Science was not my strongest subject in school, but chlorophyll always fascinated me. In my mind’s eye, scores of thirsty plants absorbed the rays of the sun with zeal after winter’s gloom – nothing short of magic. Not unlike those plants, I too gravitate toward the light streaming from the sky this time of year. My office is a warren of fluorescent lights and no windows, which when combined with the glare of computer screens and concrete floors, is not the most energetic of environments. I escape, whenever possible, seeking natural light. The other day, I slipped out for a small stroll through the Mathews Garden on the University of Kentucky campus – an understated and lovely oasis threatened by the voracious appetite of the University for expansion and demolition.
The law school at the University feels compelled to expand, and the turn-of-the-century Mathews House on South Limestone, and its neighbor, the Ligon House, appear to be in the way. The garden at the Mathews House, located at the corner of South Limestone and Washington Avenue, is a “living botany textbook, with every Kentucky variety of dogwood, azalea, hydrangea and viburnum, and many other plants,” according to an excellent 2014 article by Tom Eblen in the Lexington Herald-Leader. Although the earth is slowly waking up, and leaves still cover the ground of the garden, fresh faced daffodils and hyacinths are a welcome burst of color.
I was alarmed to see the sidewalk closed in front of the Mathews House, and a man wielding a chainsaw working on one of the trees on the South Limestone side. Although fundraising for a new law school has apparently stalled since the initial announcement, every day I go to work I fear I will see the bulldozers obliterating one more unique aspect of this land grant university – as UK moves further and further away, it seems, from valuing agriculture, horticulture, and individuality.
Clarence Wentworth Mathews, a native of Massachusetts, designed the threatened garden that provided me such a needed and blissful respite. He arrived at the University of Kentucky in 1892, and served as the Chairman of the Agriculture Department from 1892-1908, the Dean of the College of Agriculture from 1908-1910, a professor of horticulture and botany from 1908-1917, and professor in and head of the horticulture department from 1917 until his death in 1928. From a dairy farmer (his occupation before he raised the necessary funds to attend Cornell University) to a pivotal figure in the University community, Mathews and his family lived at in this frame vernacular Queen Anne/Stick style house comfortably as the world – and the campus – changed around them.
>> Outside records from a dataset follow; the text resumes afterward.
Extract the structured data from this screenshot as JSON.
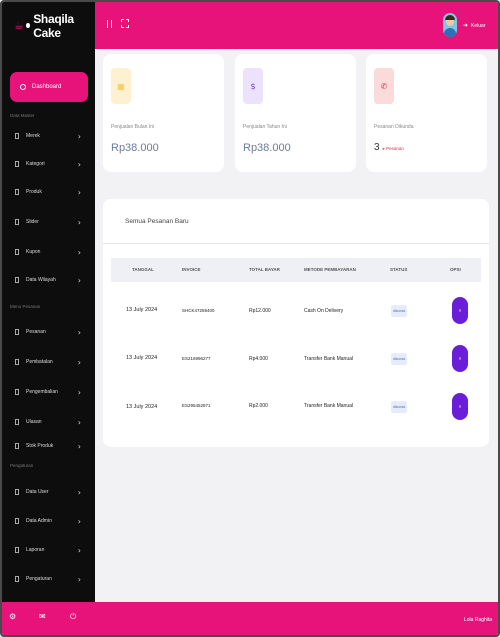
{
  "brand": {
    "icon": "☕",
    "name": "Shaqila Cake"
  },
  "sidebar": {
    "dashboard_label": "Dashboard",
    "section_master": "Data Master",
    "master_items": [
      {
        "label": "Merek"
      },
      {
        "label": "Kategori"
      },
      {
        "label": "Produk"
      },
      {
        "label": "Slider"
      },
      {
        "label": "Kupon"
      },
      {
        "label": "Data Wilayah"
      }
    ],
    "section_transaksi": "Menu Pesanan",
    "transaksi_items": [
      {
        "label": "Pesanan"
      },
      {
        "label": "Pembatalan"
      },
      {
        "label": "Pengembalian"
      },
      {
        "label": "Ulasan"
      },
      {
        "label": "Stok Produk"
      }
    ],
    "section_pengaturan": "Pengaturan",
    "pengaturan_items": [
      {
        "label": "Data User"
      },
      {
        "label": "Data Admin"
      },
      {
        "label": "Laporan"
      },
      {
        "label": "Pengaturan"
      }
    ],
    "chevron": "›"
  },
  "topbar": {
    "logout_icon": "➜",
    "logout_label": "Keluar"
  },
  "stats": [
    {
      "icon_name": "calendar-icon",
      "icon": "▦",
      "label": "Penjualan Bulan Ini",
      "value": "Rp38.000",
      "color": "#f6c344",
      "bg": "#fdf1d2"
    },
    {
      "icon_name": "money-icon",
      "icon": "$",
      "label": "Penjualan Tahun Ini",
      "value": "Rp38.000",
      "color": "#7a3be0",
      "bg": "#ece2fb"
    },
    {
      "icon_name": "phone-icon",
      "icon": "✆",
      "label": "Pesanan Dikunda",
      "value": "3",
      "badge": "▸ Pesanan",
      "color": "#e0324a",
      "bg": "#fbdada"
    }
  ],
  "orders": {
    "title": "Semua Pesanan Baru",
    "columns": [
      "TANGGAL",
      "INVOICE",
      "TOTAL BAYAR",
      "METODE PEMBAYARAN",
      "STATUS",
      "OPSI"
    ],
    "rows": [
      {
        "date": "13 July 2024",
        "invoice": "SHCK47259400",
        "total": "Rp12.000",
        "method": "Cash On Delivery",
        "status": "dikunda",
        "action": "»"
      },
      {
        "date": "13 July 2024",
        "invoice": "ES216996277",
        "total": "Rp4.000",
        "method": "Transfer Bank Manual",
        "status": "dikunda",
        "action": "»"
      },
      {
        "date": "13 July 2024",
        "invoice": "ES295452871",
        "total": "Rp2.000",
        "method": "Transfer Bank Manual",
        "status": "dikunda",
        "action": "»"
      }
    ]
  },
  "footer": {
    "icons": [
      "⚙",
      "✉",
      "⏻"
    ],
    "name": "Lola Raghita"
  },
  "colors": {
    "accent": "#e8137a",
    "sidebar": "#0d0d0d",
    "opsi": "#6a1ed8"
  }
}
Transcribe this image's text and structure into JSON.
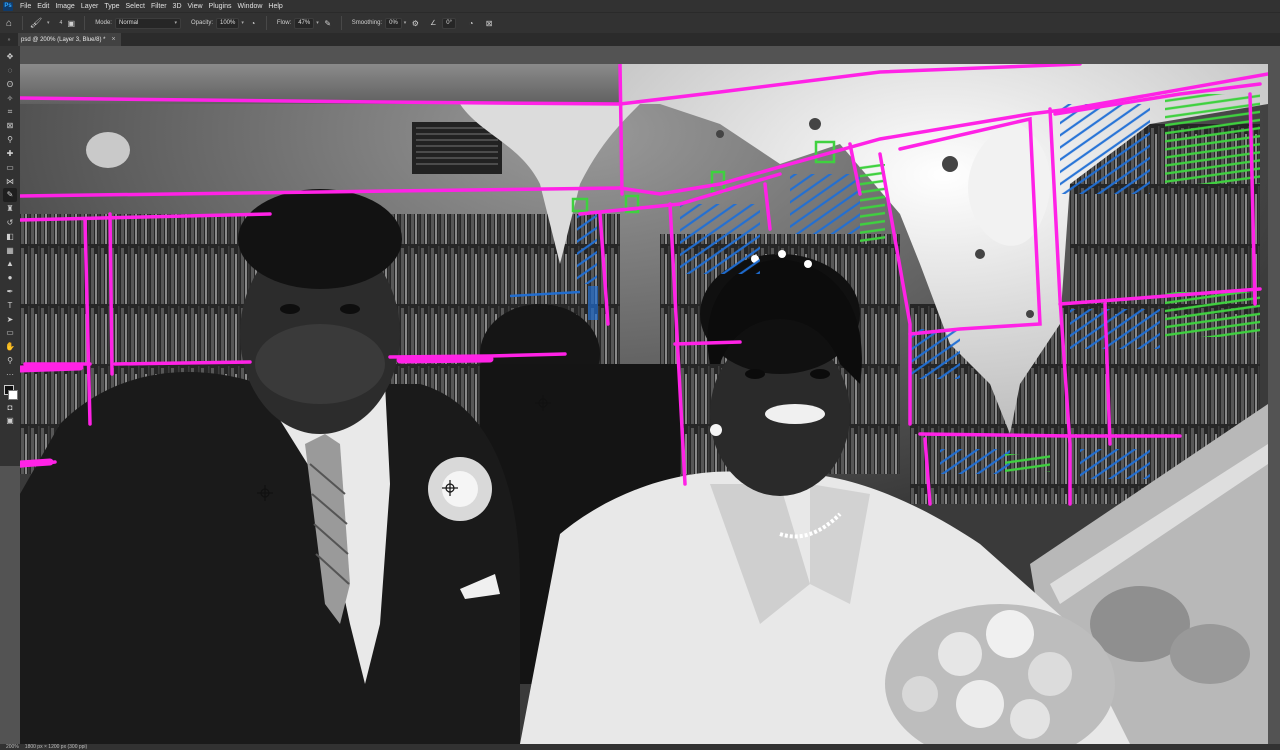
{
  "app": {
    "logo": "Ps"
  },
  "menu": [
    "File",
    "Edit",
    "Image",
    "Layer",
    "Type",
    "Select",
    "Filter",
    "3D",
    "View",
    "Plugins",
    "Window",
    "Help"
  ],
  "options": {
    "brush_size": "4",
    "mode_label": "Mode:",
    "mode_value": "Normal",
    "opacity_label": "Opacity:",
    "opacity_value": "100%",
    "flow_label": "Flow:",
    "flow_value": "47%",
    "smoothing_label": "Smoothing:",
    "smoothing_value": "0%",
    "angle_value": "0°"
  },
  "tab": {
    "grip": "»",
    "title": "psd @ 200% (Layer 3, Blue/8) *",
    "close": "×"
  },
  "toolbar": {
    "tools": [
      "move-tool",
      "marquee-tool",
      "lasso-tool",
      "quick-select-tool",
      "crop-tool",
      "frame-tool",
      "eyedropper-tool",
      "healing-tool",
      "brush-tool",
      "clone-stamp-tool",
      "history-brush-tool",
      "eraser-tool",
      "gradient-tool",
      "blur-tool",
      "dodge-tool",
      "pen-tool",
      "type-tool",
      "path-select-tool",
      "shape-tool",
      "hand-tool",
      "zoom-tool",
      "more-tools"
    ],
    "active_tool": "brush-tool"
  },
  "statusbar": {
    "zoom": "200%",
    "doc_info": "1800 px × 1200 px (300 ppi)"
  },
  "colors": {
    "guide_magenta": "#ff22e6",
    "hatch_blue": "#1f6fd6",
    "hatch_green": "#3fd13f"
  }
}
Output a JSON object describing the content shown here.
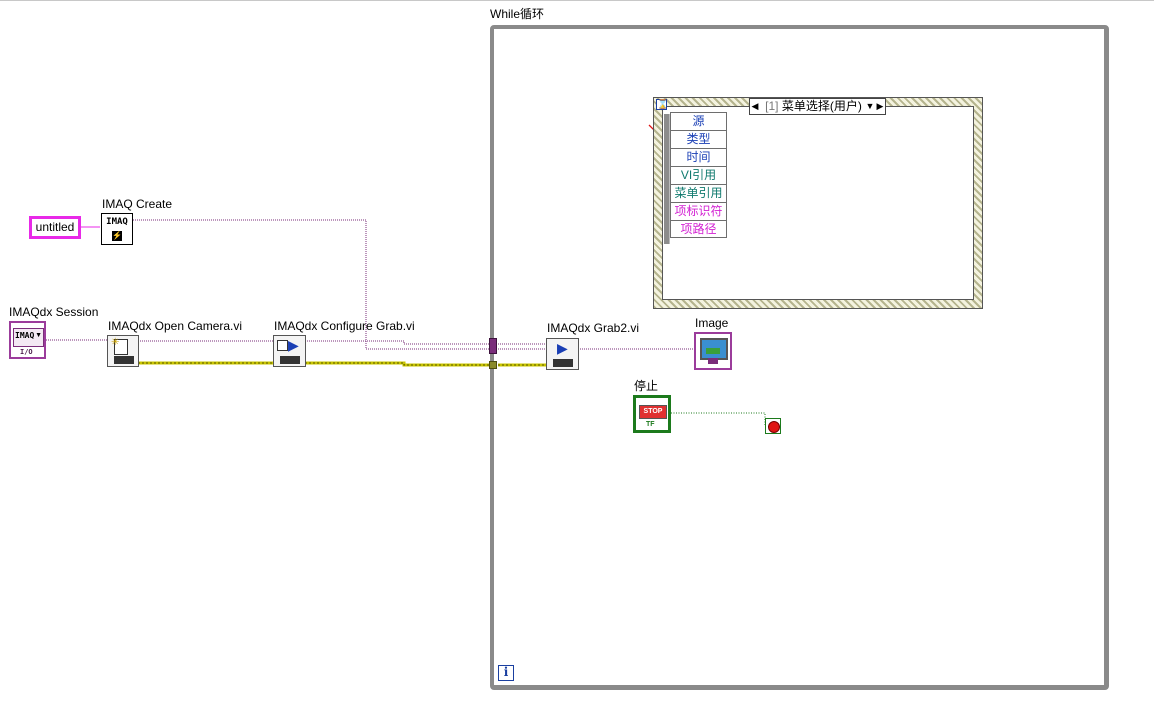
{
  "labels": {
    "while_loop": "While循环",
    "imaq_create": "IMAQ Create",
    "untitled_const": "untitled",
    "imaqdx_session": "IMAQdx Session",
    "open_camera": "IMAQdx Open Camera.vi",
    "configure_grab": "IMAQdx Configure Grab.vi",
    "grab2": "IMAQdx Grab2.vi",
    "image": "Image",
    "stop": "停止"
  },
  "event_structure": {
    "case_index": "[1]",
    "case_name": "菜单选择(用户)",
    "data_items": [
      {
        "label": "源",
        "color": "#1a3fb5"
      },
      {
        "label": "类型",
        "color": "#1a3fb5"
      },
      {
        "label": "时间",
        "color": "#1a3fb5"
      },
      {
        "label": "VI引用",
        "color": "#0f7a6e"
      },
      {
        "label": "菜单引用",
        "color": "#0f7a6e"
      },
      {
        "label": "项标识符",
        "color": "#d21fd2"
      },
      {
        "label": "项路径",
        "color": "#d21fd2"
      }
    ]
  },
  "icons": {
    "imaq_create_text": "IMAQ",
    "session_text": "IMAQ",
    "session_io": "I/O",
    "stop_text": "STOP",
    "tf_text": "TF",
    "iteration_text": "i",
    "timeout_text": "⌛"
  },
  "colors": {
    "wire_image": "#7a2d7a",
    "wire_error": "#c8c400",
    "string_const": "#e829e8",
    "boolean_green": "#1c7a1c"
  }
}
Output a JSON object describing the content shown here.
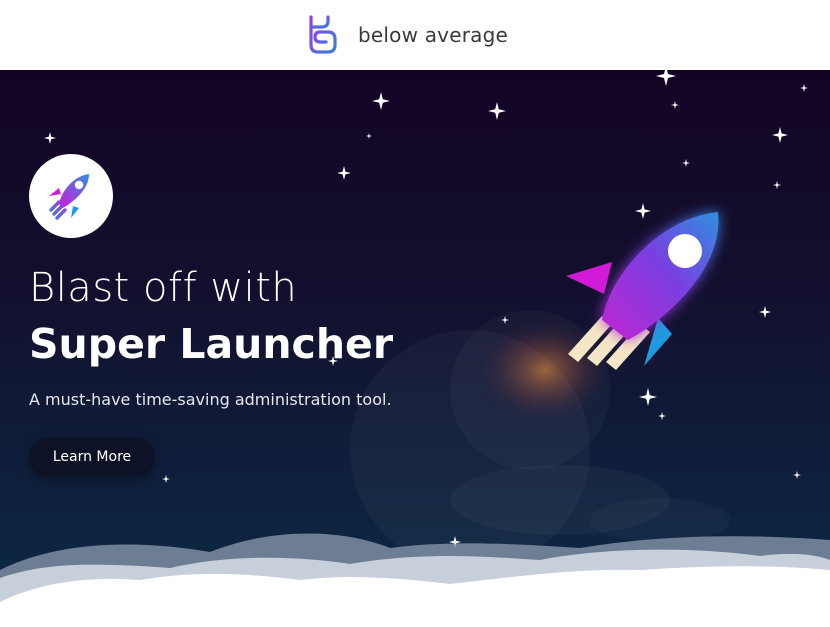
{
  "header": {
    "brand_name": "below average",
    "logo_icon": "ba-monogram-icon",
    "colors": {
      "logo_start": "#9b3be0",
      "logo_end": "#3b7fd9"
    }
  },
  "hero": {
    "app_icon": "rocket-icon",
    "headline_line1": "Blast off with",
    "headline_line2": "Super Launcher",
    "tagline": "A must-have time-saving administration tool.",
    "cta_label": "Learn More",
    "illustration_icon": "rocket-illustration-icon",
    "colors": {
      "background_top": "#140424",
      "background_bottom": "#0b2c45",
      "rocket_start": "#c026d3",
      "rocket_end": "#2f8fe0",
      "fin_blue": "#1d9be0",
      "fin_magenta": "#d21bd6",
      "flame": "#f5e6c6",
      "cloud_front": "#ffffff",
      "cloud_mid": "#c7cfda",
      "cloud_back": "#8e9bb0"
    }
  }
}
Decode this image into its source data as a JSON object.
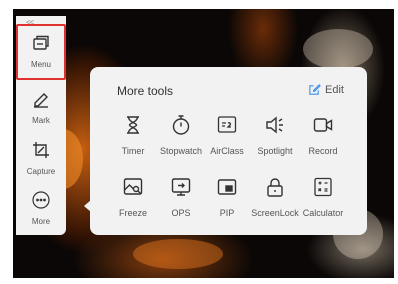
{
  "sidebar": {
    "collapse_glyph": "<<",
    "tools": [
      {
        "label": "Menu",
        "icon": "menu-window-icon",
        "selected": true
      },
      {
        "label": "Mark",
        "icon": "pen-icon",
        "selected": false
      },
      {
        "label": "Capture",
        "icon": "crop-icon",
        "selected": false
      },
      {
        "label": "More",
        "icon": "more-dots-icon",
        "selected": false
      }
    ]
  },
  "panel": {
    "title": "More tools",
    "edit_label": "Edit",
    "accent": "#3b8fe6",
    "items": [
      {
        "label": "Timer",
        "icon": "hourglass-icon"
      },
      {
        "label": "Stopwatch",
        "icon": "stopwatch-icon"
      },
      {
        "label": "AirClass",
        "icon": "airclass-icon"
      },
      {
        "label": "Spotlight",
        "icon": "spotlight-icon"
      },
      {
        "label": "Record",
        "icon": "video-record-icon"
      },
      {
        "label": "Freeze",
        "icon": "freeze-icon"
      },
      {
        "label": "OPS",
        "icon": "ops-icon"
      },
      {
        "label": "PIP",
        "icon": "pip-icon"
      },
      {
        "label": "ScreenLock",
        "icon": "lock-icon"
      },
      {
        "label": "Calculator",
        "icon": "calculator-icon"
      }
    ]
  },
  "colors": {
    "selection_border": "#e03131",
    "panel_bg": "#f2f2f2",
    "icon_stroke": "#333333"
  }
}
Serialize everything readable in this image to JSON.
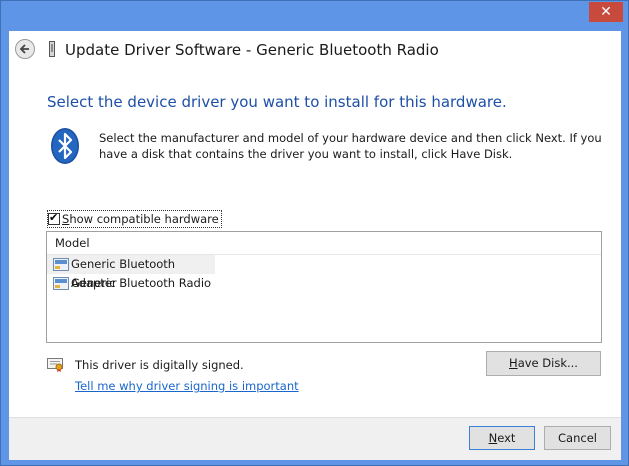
{
  "window": {
    "close_glyph": "✕",
    "title": "Update Driver Software - Generic Bluetooth Radio"
  },
  "page": {
    "heading": "Select the device driver you want to install for this hardware.",
    "description": "Select the manufacturer and model of your hardware device and then click Next. If you have a disk that contains the driver you want to install, click Have Disk."
  },
  "compatible": {
    "label_underlined": "S",
    "label_rest": "how compatible hardware",
    "checked": true
  },
  "model_list": {
    "header": "Model",
    "items": [
      {
        "label": "Generic Bluetooth Adapter",
        "selected": true
      },
      {
        "label": "Generic Bluetooth Radio",
        "selected": false
      }
    ]
  },
  "signing": {
    "status_text": "This driver is digitally signed.",
    "link_text": "Tell me why driver signing is important"
  },
  "buttons": {
    "have_disk_underlined": "H",
    "have_disk_rest": "ave Disk...",
    "next_underlined": "N",
    "next_rest": "ext",
    "cancel": "Cancel"
  },
  "colors": {
    "window_frame": "#5e95e6",
    "heading": "#1d4fa8",
    "link": "#1a66cc",
    "close_button": "#c74a3c"
  },
  "icons": [
    "back-arrow-icon",
    "device-icon",
    "bluetooth-icon",
    "driver-icon",
    "signed-driver-icon",
    "close-icon"
  ]
}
Although the house and garden became part of the University in 1968, Mathews’ daughter Ruth lived in the house until her death in 1986. Ruth, a UK graduate, was also an educator in the community, teaching general science at Morton Junior High School from 1918-1923; English at the former Lexington High School, 1924-1928; and English from 1928-1966 at Henry Clay High School, where she was also head of the English department, adviser of the debate team, and director of many senior plays. The garden her father planted, and she later tended, quietly transitions through the seasons, unnoticed by most commuters and pedestrians as well. Although I am a gardener, I can’t claim to be a specialist of native trees and shrubs, nor perhaps fully appreciate the diversity of the garden like those trained in horticulture or botany. But I do know that our values – as a community, both the city and the University – are expressed by what we let happen.
The Mathews Garden is a but a tiny pinprick (albeit a beautiful and valuable one) in the swirling struggle to define Lexington in the 21st century. Are we an urban area, skillfully revitalizing our landmark buildings (as in the Fayette National Bank Building, now 21C) and building on our unique local heritage, or do we continue to push for mediocrity, broken promises (CentrePit), bland architecture with the sole selling point of “newness” and erase our identity because it is easier than facing challenges with honesty and creativity? The uneasy relationship between the University of Kentucky and Lexington is not positive for either entity – and insisting that transformation can only occur with wholesale demolition is shortsighted and not worthy of what either this University or this community claim and aspire to be.
I felt reinvigorated after my short stroll through the Mathews Garden, for vegetation muffled the sound of traffic, and the small treasures I spied every few feet on the ground restored my belief in the adaptability of the earth, and perhaps in its people as well. In a 2014 editorial about the Mathews Garden, Erik Reece succinctly expressed what the retention of the Mathews Garden could mean – an “opportunity for UK to make a bold architectural statement about sustainable design and the importance of preservation.” As the state’s flagship university, with a foundation of publicly funded agricultural education and an institution with both a school of architecture and a historic preservation program, the inclusion of this small patch of earth,and the stories it holds of a family’s dedication to education, could be the greatest learning experience of all. More pavement and banal buildings do little to enhance the larger community, and like invasive plants, should be avoided whenever possible.